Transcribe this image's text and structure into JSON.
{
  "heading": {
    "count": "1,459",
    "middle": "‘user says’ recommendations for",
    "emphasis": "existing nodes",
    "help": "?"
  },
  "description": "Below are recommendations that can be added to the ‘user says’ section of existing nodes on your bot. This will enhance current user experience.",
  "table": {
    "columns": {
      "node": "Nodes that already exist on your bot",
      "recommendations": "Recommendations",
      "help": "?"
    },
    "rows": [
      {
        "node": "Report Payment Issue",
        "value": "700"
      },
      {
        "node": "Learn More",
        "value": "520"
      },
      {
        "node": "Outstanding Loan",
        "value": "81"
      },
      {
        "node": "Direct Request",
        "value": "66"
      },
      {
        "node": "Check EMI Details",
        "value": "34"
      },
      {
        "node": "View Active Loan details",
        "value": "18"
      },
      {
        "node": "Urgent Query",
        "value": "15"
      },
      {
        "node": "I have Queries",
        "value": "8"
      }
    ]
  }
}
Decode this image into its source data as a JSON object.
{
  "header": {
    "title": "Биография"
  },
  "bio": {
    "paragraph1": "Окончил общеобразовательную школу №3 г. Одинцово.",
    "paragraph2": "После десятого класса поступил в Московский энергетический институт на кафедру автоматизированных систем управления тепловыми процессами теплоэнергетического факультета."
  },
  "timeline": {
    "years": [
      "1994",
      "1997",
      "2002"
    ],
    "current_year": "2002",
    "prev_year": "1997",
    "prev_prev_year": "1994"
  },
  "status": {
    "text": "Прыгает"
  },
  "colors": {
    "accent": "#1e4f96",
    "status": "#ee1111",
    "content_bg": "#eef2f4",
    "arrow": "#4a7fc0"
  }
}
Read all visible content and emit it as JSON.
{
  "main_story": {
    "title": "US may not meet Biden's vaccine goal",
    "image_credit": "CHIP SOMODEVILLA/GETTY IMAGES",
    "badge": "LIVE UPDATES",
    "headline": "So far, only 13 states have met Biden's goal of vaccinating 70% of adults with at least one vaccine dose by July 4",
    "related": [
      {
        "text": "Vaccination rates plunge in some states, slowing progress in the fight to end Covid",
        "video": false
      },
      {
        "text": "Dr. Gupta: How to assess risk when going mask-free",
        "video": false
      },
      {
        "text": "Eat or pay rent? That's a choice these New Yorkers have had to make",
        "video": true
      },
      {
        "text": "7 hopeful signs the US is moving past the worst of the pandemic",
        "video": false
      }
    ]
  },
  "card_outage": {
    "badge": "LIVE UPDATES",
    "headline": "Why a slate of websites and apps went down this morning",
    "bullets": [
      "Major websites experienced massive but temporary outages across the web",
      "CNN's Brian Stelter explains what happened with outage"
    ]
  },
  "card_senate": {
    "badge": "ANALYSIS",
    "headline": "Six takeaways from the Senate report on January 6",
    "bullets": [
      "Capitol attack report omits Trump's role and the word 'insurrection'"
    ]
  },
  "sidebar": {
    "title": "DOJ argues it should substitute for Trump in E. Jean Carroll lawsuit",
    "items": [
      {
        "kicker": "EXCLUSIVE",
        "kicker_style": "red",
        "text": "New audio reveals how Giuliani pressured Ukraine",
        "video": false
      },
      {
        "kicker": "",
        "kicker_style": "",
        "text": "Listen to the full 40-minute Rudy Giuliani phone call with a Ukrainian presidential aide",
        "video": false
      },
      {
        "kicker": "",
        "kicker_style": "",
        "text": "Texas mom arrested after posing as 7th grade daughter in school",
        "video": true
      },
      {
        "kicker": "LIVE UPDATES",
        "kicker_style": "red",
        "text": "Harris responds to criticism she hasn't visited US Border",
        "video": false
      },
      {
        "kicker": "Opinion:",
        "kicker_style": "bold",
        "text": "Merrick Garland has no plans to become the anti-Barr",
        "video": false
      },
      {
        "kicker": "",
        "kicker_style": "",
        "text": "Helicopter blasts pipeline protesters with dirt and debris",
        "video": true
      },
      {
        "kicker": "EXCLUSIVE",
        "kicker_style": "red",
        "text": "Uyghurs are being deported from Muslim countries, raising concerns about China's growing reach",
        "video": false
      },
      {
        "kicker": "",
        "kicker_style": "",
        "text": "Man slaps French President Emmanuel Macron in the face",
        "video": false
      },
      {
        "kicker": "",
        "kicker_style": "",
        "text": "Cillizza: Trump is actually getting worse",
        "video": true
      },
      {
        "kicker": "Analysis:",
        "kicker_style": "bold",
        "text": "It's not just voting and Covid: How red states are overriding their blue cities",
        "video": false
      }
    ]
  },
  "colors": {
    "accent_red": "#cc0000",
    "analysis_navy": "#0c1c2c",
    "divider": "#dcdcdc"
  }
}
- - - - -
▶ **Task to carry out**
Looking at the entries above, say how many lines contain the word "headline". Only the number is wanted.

▶ **Result for this exercise**
3